- **WORK TASK**
Lines with the word "results" are the ones wanted. Copy each of them from the entries below.

- **SOURCE DATA**
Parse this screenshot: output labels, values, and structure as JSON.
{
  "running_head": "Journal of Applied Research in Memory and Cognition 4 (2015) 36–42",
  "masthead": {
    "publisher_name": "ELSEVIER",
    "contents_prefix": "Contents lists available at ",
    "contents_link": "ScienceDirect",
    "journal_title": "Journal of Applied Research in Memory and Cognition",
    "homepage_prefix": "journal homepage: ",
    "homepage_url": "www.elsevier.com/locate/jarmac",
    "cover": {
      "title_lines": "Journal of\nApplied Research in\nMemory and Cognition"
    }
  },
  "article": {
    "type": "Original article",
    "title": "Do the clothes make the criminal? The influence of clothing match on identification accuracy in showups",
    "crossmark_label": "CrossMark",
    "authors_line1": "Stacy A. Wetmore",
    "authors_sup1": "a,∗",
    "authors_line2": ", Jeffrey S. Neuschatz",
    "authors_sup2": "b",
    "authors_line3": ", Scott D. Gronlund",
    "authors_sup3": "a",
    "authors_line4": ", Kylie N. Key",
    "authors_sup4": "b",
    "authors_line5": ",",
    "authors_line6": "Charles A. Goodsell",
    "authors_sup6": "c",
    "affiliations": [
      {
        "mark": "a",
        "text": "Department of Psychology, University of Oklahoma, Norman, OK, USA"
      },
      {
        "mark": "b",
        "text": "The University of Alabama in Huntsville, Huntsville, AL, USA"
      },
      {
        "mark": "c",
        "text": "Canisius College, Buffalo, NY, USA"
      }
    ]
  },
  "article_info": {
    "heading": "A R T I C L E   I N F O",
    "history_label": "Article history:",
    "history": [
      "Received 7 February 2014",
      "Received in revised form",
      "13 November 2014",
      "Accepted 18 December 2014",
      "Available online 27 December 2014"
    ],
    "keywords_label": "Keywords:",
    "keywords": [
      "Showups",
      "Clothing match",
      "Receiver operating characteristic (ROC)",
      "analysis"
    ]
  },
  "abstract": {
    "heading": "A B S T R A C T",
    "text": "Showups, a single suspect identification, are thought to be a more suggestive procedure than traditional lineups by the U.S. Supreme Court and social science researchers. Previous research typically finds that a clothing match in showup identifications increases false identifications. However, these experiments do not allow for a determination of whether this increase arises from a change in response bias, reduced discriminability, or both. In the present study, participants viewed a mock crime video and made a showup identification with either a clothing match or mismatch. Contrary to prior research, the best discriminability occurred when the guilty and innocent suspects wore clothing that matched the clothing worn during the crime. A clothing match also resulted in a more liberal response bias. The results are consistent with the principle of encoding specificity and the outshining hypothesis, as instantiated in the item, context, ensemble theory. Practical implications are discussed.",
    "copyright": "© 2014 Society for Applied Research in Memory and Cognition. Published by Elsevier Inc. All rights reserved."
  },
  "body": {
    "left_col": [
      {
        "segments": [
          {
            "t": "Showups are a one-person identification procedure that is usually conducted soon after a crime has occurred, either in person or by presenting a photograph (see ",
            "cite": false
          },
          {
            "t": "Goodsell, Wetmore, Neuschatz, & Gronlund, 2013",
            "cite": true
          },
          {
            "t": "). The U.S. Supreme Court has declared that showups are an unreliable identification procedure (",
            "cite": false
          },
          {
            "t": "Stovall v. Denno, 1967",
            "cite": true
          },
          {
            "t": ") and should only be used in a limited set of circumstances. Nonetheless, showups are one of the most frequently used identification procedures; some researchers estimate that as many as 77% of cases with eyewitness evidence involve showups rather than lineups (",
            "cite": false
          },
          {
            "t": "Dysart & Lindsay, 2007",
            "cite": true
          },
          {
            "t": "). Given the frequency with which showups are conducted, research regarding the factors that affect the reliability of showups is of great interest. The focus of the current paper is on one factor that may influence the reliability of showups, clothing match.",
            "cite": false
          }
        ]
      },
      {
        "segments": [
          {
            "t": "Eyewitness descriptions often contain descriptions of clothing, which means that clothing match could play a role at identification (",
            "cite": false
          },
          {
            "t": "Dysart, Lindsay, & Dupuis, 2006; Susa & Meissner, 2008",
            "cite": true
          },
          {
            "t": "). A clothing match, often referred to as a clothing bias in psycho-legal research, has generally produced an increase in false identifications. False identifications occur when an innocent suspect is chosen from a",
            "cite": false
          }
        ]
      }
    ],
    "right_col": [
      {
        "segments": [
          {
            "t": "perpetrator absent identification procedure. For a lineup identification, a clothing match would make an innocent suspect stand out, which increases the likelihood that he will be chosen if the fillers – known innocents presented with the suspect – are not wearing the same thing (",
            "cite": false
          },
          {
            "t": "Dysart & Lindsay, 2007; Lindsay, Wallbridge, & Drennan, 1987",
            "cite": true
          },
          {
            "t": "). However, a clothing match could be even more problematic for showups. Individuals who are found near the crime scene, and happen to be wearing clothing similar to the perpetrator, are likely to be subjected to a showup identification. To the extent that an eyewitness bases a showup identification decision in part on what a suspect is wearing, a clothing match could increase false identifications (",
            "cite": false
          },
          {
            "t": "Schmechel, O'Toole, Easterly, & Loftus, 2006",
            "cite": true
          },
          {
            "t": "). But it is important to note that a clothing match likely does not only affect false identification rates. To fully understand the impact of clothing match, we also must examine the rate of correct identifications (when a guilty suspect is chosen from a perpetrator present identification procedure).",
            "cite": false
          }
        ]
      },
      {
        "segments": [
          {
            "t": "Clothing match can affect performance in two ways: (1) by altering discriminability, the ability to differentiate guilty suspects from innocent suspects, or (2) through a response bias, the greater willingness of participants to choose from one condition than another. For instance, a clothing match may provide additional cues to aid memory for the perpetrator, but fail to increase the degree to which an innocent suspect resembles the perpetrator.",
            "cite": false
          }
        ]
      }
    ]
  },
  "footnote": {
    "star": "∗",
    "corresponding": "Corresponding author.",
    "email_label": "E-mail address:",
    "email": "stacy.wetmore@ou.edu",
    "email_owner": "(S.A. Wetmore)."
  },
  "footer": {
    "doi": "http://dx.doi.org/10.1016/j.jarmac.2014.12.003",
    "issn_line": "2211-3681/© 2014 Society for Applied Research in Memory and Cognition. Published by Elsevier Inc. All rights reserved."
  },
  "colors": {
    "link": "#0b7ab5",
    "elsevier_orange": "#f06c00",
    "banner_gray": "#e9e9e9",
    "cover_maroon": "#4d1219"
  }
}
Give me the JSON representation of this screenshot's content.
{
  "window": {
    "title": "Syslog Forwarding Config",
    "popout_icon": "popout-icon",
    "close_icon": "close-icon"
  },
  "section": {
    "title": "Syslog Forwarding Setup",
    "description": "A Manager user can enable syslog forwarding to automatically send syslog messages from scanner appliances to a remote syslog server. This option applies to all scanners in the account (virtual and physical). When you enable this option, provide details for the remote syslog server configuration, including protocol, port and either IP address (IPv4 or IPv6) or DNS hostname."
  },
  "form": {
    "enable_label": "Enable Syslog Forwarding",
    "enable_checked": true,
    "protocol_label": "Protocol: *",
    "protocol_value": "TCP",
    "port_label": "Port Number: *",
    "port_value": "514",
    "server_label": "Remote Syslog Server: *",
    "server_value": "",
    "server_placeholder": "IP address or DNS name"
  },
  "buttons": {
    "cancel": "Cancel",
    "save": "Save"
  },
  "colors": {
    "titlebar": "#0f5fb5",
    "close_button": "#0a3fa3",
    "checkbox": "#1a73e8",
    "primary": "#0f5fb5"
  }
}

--

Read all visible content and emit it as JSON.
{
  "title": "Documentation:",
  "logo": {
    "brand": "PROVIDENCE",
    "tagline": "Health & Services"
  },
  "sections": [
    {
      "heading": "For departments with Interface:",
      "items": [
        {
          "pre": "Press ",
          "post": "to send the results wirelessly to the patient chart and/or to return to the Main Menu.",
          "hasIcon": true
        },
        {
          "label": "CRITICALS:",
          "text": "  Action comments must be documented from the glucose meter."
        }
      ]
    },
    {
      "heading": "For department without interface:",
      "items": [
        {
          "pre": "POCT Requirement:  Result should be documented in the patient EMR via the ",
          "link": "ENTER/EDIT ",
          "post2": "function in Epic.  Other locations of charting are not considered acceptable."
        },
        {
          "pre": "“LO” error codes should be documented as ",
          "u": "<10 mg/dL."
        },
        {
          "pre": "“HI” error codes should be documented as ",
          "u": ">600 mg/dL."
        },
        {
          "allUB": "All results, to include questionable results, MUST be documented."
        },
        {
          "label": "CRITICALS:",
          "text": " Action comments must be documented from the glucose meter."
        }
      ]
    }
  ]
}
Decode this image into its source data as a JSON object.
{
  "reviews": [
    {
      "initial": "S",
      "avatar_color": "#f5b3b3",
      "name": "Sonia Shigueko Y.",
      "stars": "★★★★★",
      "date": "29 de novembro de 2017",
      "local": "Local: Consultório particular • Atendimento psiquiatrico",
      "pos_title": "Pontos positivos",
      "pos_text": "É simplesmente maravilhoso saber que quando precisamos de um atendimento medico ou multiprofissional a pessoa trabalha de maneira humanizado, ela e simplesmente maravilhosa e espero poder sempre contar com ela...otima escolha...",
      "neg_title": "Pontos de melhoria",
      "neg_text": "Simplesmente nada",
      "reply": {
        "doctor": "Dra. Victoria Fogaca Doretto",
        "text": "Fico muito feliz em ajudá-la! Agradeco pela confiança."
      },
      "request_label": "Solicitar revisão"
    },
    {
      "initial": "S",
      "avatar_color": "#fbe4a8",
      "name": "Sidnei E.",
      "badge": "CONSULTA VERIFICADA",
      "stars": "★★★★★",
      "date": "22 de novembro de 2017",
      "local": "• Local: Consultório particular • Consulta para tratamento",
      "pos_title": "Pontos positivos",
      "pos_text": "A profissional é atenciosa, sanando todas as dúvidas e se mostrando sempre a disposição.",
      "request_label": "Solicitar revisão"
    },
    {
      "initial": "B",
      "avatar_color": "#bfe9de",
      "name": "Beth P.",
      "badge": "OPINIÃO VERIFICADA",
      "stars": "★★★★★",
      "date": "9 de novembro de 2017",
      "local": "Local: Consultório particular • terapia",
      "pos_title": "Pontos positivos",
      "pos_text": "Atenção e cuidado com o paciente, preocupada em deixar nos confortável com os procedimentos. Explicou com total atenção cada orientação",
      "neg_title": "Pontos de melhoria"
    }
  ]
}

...

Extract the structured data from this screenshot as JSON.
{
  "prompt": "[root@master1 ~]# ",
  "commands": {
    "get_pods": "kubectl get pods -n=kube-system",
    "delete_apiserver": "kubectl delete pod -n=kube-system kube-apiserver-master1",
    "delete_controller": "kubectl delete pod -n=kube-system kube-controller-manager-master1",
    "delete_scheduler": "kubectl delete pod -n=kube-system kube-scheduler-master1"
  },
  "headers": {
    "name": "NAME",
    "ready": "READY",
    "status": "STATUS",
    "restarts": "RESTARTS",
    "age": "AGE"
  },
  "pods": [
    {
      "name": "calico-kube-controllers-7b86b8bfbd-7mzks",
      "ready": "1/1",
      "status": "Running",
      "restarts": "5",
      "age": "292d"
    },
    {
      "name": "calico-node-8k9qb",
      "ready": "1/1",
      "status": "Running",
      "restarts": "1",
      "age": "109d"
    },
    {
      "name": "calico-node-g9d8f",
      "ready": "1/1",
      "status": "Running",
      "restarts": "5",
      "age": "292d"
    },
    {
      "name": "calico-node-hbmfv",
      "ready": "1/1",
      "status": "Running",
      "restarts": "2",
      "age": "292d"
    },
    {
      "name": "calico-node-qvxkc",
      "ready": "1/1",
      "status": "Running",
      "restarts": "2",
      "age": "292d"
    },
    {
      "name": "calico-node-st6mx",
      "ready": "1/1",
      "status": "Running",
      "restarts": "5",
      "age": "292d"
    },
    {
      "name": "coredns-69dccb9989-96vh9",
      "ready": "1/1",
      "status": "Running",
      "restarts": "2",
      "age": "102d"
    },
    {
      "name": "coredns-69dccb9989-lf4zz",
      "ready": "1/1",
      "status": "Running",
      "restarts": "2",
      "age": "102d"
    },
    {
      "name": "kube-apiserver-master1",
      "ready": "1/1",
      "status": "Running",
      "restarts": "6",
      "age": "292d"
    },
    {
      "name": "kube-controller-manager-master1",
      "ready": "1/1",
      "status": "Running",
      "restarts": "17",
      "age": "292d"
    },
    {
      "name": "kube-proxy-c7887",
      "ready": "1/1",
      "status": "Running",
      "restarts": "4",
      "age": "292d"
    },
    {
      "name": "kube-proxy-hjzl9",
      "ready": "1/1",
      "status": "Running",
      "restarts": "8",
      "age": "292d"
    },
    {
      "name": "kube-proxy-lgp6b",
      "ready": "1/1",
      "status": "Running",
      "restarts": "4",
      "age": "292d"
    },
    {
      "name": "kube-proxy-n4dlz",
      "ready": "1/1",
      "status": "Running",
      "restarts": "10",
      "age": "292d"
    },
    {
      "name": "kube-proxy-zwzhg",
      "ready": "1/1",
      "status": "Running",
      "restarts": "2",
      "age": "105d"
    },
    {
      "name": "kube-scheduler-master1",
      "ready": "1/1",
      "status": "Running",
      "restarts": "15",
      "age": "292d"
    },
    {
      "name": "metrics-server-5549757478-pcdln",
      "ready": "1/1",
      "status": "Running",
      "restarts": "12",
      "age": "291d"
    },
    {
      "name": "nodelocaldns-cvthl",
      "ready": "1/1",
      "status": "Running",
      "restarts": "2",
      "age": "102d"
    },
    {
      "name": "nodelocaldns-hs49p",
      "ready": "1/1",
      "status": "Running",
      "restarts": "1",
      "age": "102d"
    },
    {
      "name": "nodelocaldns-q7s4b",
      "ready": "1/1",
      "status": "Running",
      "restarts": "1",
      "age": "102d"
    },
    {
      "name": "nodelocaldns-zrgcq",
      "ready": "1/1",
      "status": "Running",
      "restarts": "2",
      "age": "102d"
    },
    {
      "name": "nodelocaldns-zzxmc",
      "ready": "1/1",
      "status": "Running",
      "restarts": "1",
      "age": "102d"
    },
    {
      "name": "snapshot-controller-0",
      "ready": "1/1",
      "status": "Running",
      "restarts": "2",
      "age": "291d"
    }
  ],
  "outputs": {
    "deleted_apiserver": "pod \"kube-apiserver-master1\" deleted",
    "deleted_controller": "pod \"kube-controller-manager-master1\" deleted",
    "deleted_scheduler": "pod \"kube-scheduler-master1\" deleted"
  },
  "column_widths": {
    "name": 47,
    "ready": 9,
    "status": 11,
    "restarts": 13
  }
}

- **WRITTEN ANSWER**
    "text": "Showups, a single suspect identification, are thought to be a more suggestive procedure than traditional lineups by the U.S. Supreme Court and social science researchers. Previous research typically finds that a clothing match in showup identifications increases false identifications. However, these experiments do not allow for a determination of whether this increase arises from a change in response bias, reduced discriminability, or both. In the present study, participants viewed a mock crime video and made a showup identification with either a clothing match or mismatch. Contrary to prior research, the best discriminability occurred when the guilty and innocent suspects wore clothing that matched the clothing worn during the crime. A clothing match also resulted in a more liberal response bias. The results are consistent with the principle of encoding specificity and the outshining hypothesis, as instantiated in the item, context, ensemble theory. Practical implications are discussed.",
          "post": "to send the results wirelessly to the patient chart and/or to return to the Main Menu.",
          "allUB": "All results, to include questionable results, MUST be documented."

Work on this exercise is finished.